## PROBLEM STATEMENT
What you return should match the data below exactly, with every entry reproduced.

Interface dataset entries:
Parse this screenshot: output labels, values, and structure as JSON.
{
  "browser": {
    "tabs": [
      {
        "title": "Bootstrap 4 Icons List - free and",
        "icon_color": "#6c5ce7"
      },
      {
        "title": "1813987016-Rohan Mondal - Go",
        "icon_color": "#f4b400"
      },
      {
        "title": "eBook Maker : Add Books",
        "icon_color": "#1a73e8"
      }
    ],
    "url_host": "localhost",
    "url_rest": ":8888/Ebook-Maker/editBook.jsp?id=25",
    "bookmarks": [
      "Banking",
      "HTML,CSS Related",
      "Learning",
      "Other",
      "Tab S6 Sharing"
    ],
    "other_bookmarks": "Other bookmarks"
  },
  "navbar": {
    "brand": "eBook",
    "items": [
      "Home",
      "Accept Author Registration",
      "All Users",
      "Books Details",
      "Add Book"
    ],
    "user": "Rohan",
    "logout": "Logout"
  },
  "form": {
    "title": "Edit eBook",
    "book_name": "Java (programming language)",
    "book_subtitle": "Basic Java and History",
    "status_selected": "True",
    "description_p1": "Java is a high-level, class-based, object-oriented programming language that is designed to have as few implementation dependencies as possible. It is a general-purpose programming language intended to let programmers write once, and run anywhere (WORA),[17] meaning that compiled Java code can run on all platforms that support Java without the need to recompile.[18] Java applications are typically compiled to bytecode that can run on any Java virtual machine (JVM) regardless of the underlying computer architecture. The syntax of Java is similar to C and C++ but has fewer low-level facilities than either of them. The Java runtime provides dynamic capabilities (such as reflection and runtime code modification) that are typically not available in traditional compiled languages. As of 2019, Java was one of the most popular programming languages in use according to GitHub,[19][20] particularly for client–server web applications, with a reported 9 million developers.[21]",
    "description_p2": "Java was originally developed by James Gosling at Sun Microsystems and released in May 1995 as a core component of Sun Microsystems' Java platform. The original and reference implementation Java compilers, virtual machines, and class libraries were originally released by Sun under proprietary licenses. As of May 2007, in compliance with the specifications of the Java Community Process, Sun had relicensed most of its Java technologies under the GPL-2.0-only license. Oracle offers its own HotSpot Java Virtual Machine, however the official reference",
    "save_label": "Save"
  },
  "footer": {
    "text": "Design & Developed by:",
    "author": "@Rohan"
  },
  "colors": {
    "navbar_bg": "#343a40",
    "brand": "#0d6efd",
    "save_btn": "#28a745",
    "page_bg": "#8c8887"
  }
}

## RESULT OF THIS TASK
Parse this screenshot: output labels, values, and structure as JSON.
{
  "browser": {
    "tabs": [
      {
        "title": "Bootstrap 4 Icons List - free and",
        "icon_color": "#6c5ce7"
      },
      {
        "title": "1813987016-Rohan Mondal - Go",
        "icon_color": "#f4b400"
      },
      {
        "title": "eBook Maker : Add Books",
        "icon_color": "#1a73e8"
      }
    ],
    "url_host": "localhost",
    "url_rest": ":8888/Ebook-Maker/editBook.jsp?id=25",
    "bookmarks": [
      "Banking",
      "HTML,CSS Related",
      "Learning",
      "Other",
      "Tab S6 Sharing"
    ],
    "other_bookmarks": "Other bookmarks"
  },
  "navbar": {
    "brand": "eBook",
    "items": [
      "Home",
      "Accept Author Registration",
      "All Users",
      "Books Details",
      "Add Book"
    ],
    "user": "Rohan",
    "logout": "Logout"
  },
  "form": {
    "title": "Edit eBook",
    "book_name": "Java (programming language)",
    "book_subtitle": "Basic Java and History",
    "status_selected": "True",
    "description_p1": "Java is a high-level, class-based, object-oriented programming language that is designed to have as few implementation dependencies as possible. It is a general-purpose programming language intended to let programmers write once, and run anywhere (WORA),[17] meaning that compiled Java code can run on all platforms that support Java without the need to recompile.[18] Java applications are typically compiled to bytecode that can run on any Java virtual machine (JVM) regardless of the underlying computer architecture. The syntax of Java is similar to C and C++ but has fewer low-level facilities than either of them. The Java runtime provides dynamic capabilities (such as reflection and runtime code modification) that are typically not available in traditional compiled languages. As of 2019, Java was one of the most popular programming languages in use according to GitHub,[19][20] particularly for client–server web applications, with a reported 9 million developers.[21]",
    "description_p2": "Java was originally developed by James Gosling at Sun Microsystems and released in May 1995 as a core component of Sun Microsystems' Java platform. The original and reference implementation Java compilers, virtual machines, and class libraries were originally released by Sun under proprietary licenses. As of May 2007, in compliance with the specifications of the Java Community Process, Sun had relicensed most of its Java technologies under the GPL-2.0-only license. Oracle offers its own HotSpot Java Virtual Machine, however the official reference",
    "save_label": "Save"
  },
  "footer": {
    "text": "Design & Developed by:",
    "author": "@Rohan"
  },
  "colors": {
    "navbar_bg": "#343a40",
    "brand": "#0d6efd",
    "save_btn": "#28a745",
    "page_bg": "#8c8887"
  }
}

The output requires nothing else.